Exercise requirements:
In the data below, locate each line with the word "Rental" and list it.

Provided information:
----

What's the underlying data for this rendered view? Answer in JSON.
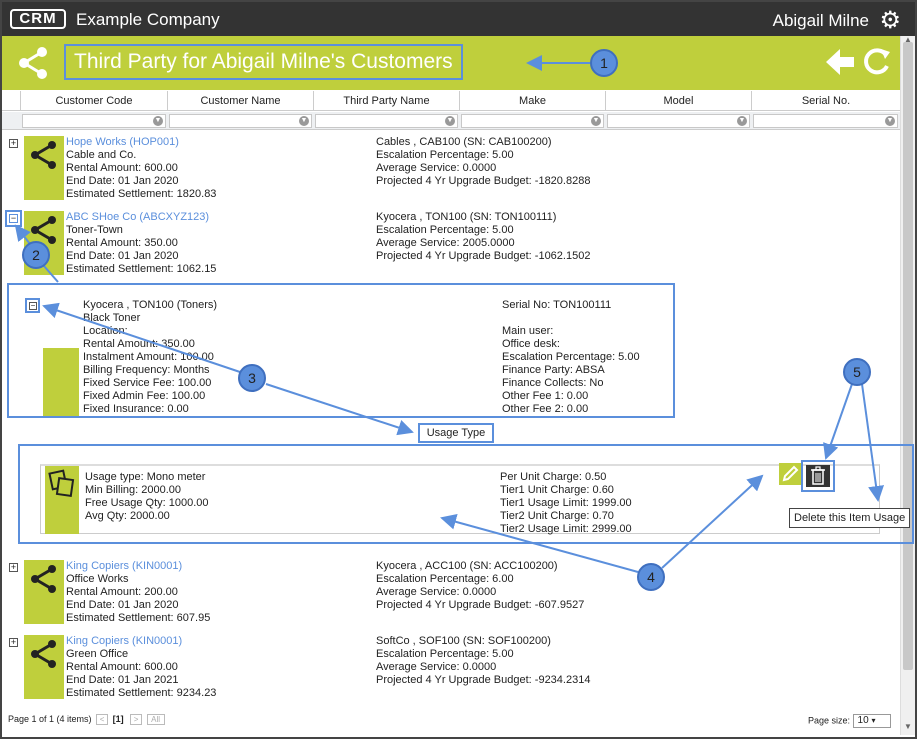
{
  "app": {
    "logo": "CRM",
    "company": "Example Company",
    "user": "Abigail Milne",
    "icons": {
      "settings": "gear-icon",
      "share": "share-icon",
      "back": "arrow-left-icon",
      "refresh": "refresh-icon"
    }
  },
  "page": {
    "title": "Third Party for Abigail Milne's Customers"
  },
  "columns": [
    "Customer Code",
    "Customer Name",
    "Third Party Name",
    "Make",
    "Model",
    "Serial No."
  ],
  "records": [
    {
      "expander": "+",
      "name": "Hope Works (HOP001)",
      "customer": "Cable and Co.",
      "rental": "Rental Amount: 600.00",
      "end": "End Date: 01 Jan 2020",
      "settlement": "Estimated Settlement: 1820.83",
      "product": "Cables , CAB100 (SN: CAB100200)",
      "escalation": "Escalation Percentage: 5.00",
      "service": "Average Service: 0.0000",
      "budget": "Projected 4 Yr Upgrade Budget: -1820.8288"
    },
    {
      "expander": "−",
      "name": "ABC SHoe Co (ABCXYZ123)",
      "customer": "Toner-Town",
      "rental": "Rental Amount: 350.00",
      "end": "End Date: 01 Jan 2020",
      "settlement": "Estimated Settlement: 1062.15",
      "product": "Kyocera , TON100 (SN: TON100111)",
      "escalation": "Escalation Percentage: 5.00",
      "service": "Average Service: 2005.0000",
      "budget": "Projected 4 Yr Upgrade Budget: -1062.1502"
    },
    {
      "expander": "+",
      "name": "King Copiers (KIN0001)",
      "customer": "Office Works",
      "rental": "Rental Amount: 200.00",
      "end": "End Date: 01 Jan 2020",
      "settlement": "Estimated Settlement: 607.95",
      "product": "Kyocera , ACC100 (SN: ACC100200)",
      "escalation": "Escalation Percentage: 6.00",
      "service": "Average Service: 0.0000",
      "budget": "Projected 4 Yr Upgrade Budget: -607.9527"
    },
    {
      "expander": "+",
      "name": "King Copiers (KIN0001)",
      "customer": "Green Office",
      "rental": "Rental Amount: 600.00",
      "end": "End Date: 01 Jan 2021",
      "settlement": "Estimated Settlement: 9234.23",
      "product": "SoftCo , SOF100 (SN: SOF100200)",
      "escalation": "Escalation Percentage: 5.00",
      "service": "Average Service: 0.0000",
      "budget": "Projected 4 Yr Upgrade Budget: -9234.2314"
    }
  ],
  "detail": {
    "expander": "−",
    "left": [
      "Kyocera , TON100 (Toners)",
      "Black Toner",
      "Location:",
      "Rental Amount: 350.00",
      "Instalment Amount: 100.00",
      "Billing Frequency: Months",
      "Fixed Service Fee: 100.00",
      "Fixed Admin Fee: 100.00",
      "Fixed Insurance: 0.00"
    ],
    "right": [
      "Serial No: TON100111",
      "",
      "Main user:",
      "Office desk:",
      "Escalation Percentage: 5.00",
      "Finance Party: ABSA",
      "Finance Collects: No",
      "Other Fee 1: 0.00",
      "Other Fee 2: 0.00"
    ]
  },
  "usage": {
    "tab": "Usage Type",
    "left": [
      "Usage type: Mono meter",
      "Min Billing: 2000.00",
      "Free Usage Qty: 1000.00",
      "Avg Qty: 2000.00"
    ],
    "right": [
      "Per Unit Charge: 0.50",
      "Tier1 Unit Charge: 0.60",
      "Tier1 Usage Limit: 1999.00",
      "Tier2 Unit Charge: 0.70",
      "Tier2 Usage Limit: 2999.00"
    ],
    "tooltip": "Delete this Item Usage",
    "icons": {
      "usage": "copy-pages-icon",
      "edit": "pencil-icon",
      "delete": "trash-icon"
    }
  },
  "callouts": [
    "1",
    "2",
    "3",
    "4",
    "5"
  ],
  "pager": {
    "info": "Page 1 of 1 (4 items)",
    "prev": "<",
    "current": "[1]",
    "next": ">",
    "all": "All",
    "size_label": "Page size:",
    "size_value": "10"
  },
  "colors": {
    "accent": "#bfcf3c",
    "topbar": "#333333",
    "annotation": "#5b8fdc",
    "link": "#5b8fdc"
  }
}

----

Written answer:
      "rental": "Rental Amount: 600.00",
      "rental": "Rental Amount: 350.00",
      "rental": "Rental Amount: 200.00",
      "rental": "Rental Amount: 600.00",
      "Rental Amount: 350.00",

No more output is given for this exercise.